Finally, the roofing partner should be capable of providing a range of roofing-related material solutions, as well as general contracting services, for seamless delivery of whatever combination of materials and services is required.
Although schools should expect to pay for whatever time and materials are required to ensure the long-term preventiveand code compliance of roofs, there should be no fee attached to emergency response services until and unless a schools need them.
When and if disaster response services are required, schools can expect a local representative to prepare an immediate assessment of damages. This assessment will result in a comprehensive scope of work prepared for approval, which should encompass all materials and services required to restore the lasting watertight protection of the roofs.
Although it is impossible to generalize a timeline that is reasonable for all contingencies that may arise, a reasonable turnaround for typical emergency-response services might look something like this:
•If time permits, confer with the disaster response services provider when storm warnings are issued to verify the predetermined disaster-response plan. If any building priorities have changed, be sure to communicate this to the provider.
•If structural damage occurs, verification of building safety by the appropriate code authority must precede any contractor work.
•The first-responder contractor should arrive on site to install temporary waterproofing—if not immediately, then as soon as possible following the storm.
•The local representative should present permanent repair scope of work immediately following assessment of damages.
•Permanent repair work should be completed by a predetermined, mutually agreed upon date.
Minimizing Stress and Delays
Results of studies on the roofing damages during the 2004 and 2005 hurricane seasons show that 95 percent of all roofs designed according to building code received no significant damage. That is an important statistic when looking at loss prevention and maintenance of school facility roofs.
In addition to designing roofs to meet or surpass all building code requirements, the most important prerequisite for expediting emergency services while minimizing stress is to keep roofs performing as specified. That’s why a proactive preventive maintenance program should be part of any emergency response contract.
The critical components to look for when contracting for preventive maintenance:
•Does the contract allow for competitive bidding of labor?
•Will it include a comprehensive analysis of existing roofs to establish a baseline and priorities for remedial work?
•Will the school have online access to all relevant documentation, such as work history, warranties, scopes of work, alternative recommendations and photo documentation before, during and after projects?
•Is the leak-alert notification method redundant and adequate to ensure timely response to genuine emergencies?
•Who will be responsible for coordinating and managing any repairs or reconstruction required?
•On what criteria have the contract’s storm-ready contractors been selected, e.g., are they financially sound and technically competent for the expected range of work required?
Finally, schools should work with an organization well-acquainted with the procedures required by the Federal Emergency Management Agency and the proper filing of insurance claims to expedite any available reimbursements for work performed.
The best way to be prepared for a natural disaster is to have a thorough knowledge of the existing condition of roofs, and a plan for what to do when a storm strikes.
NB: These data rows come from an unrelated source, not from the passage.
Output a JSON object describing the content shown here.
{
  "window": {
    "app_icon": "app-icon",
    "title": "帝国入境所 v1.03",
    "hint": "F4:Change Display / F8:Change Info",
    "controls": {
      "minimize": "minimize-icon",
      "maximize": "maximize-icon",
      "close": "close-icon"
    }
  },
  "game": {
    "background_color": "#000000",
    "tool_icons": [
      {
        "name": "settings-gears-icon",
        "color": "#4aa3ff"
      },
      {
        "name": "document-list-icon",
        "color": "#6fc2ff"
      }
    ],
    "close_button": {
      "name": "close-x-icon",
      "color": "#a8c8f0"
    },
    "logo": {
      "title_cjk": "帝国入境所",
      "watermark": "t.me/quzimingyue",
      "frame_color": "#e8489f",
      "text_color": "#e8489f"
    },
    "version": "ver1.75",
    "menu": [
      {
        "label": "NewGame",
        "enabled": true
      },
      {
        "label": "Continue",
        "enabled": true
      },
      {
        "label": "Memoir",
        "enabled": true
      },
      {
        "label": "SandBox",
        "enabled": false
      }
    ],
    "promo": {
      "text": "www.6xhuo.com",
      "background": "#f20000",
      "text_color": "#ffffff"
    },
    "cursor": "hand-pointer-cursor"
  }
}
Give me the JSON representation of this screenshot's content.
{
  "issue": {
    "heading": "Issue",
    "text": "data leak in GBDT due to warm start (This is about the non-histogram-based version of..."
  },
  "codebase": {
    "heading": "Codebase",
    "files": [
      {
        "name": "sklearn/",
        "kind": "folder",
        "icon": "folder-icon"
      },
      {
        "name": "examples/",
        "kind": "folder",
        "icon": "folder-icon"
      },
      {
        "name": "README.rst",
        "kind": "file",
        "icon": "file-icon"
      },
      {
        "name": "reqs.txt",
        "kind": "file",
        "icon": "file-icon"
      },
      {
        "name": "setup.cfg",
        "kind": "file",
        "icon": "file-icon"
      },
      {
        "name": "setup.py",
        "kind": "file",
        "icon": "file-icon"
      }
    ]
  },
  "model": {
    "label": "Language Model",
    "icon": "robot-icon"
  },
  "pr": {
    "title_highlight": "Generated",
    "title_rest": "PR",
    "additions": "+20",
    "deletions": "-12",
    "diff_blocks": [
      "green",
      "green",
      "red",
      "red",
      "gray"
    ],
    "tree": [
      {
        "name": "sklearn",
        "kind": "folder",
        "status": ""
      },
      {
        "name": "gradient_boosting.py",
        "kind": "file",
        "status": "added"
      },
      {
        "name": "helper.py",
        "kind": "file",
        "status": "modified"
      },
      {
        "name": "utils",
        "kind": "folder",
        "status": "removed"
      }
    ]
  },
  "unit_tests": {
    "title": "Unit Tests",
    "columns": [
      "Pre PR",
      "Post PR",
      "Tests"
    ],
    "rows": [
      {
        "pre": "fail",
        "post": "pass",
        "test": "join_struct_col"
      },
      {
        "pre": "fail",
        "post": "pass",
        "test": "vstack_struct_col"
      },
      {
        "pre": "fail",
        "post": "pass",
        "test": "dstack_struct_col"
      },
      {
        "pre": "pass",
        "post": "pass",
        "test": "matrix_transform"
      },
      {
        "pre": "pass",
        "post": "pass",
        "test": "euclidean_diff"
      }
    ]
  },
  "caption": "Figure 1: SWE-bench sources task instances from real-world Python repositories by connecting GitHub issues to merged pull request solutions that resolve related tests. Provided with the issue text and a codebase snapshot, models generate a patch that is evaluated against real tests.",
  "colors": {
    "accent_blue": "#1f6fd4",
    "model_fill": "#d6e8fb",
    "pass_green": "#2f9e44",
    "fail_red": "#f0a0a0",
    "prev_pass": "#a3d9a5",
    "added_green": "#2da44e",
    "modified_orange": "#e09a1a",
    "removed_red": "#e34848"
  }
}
Emergency preparedness demands three things:
•A clearly defined response methodology in advance of any emergency.
•Ongoing maintenance of the building envelope.
Consistent attention to these three issues will minimize disruptions related to all but the most extreme weather conditions.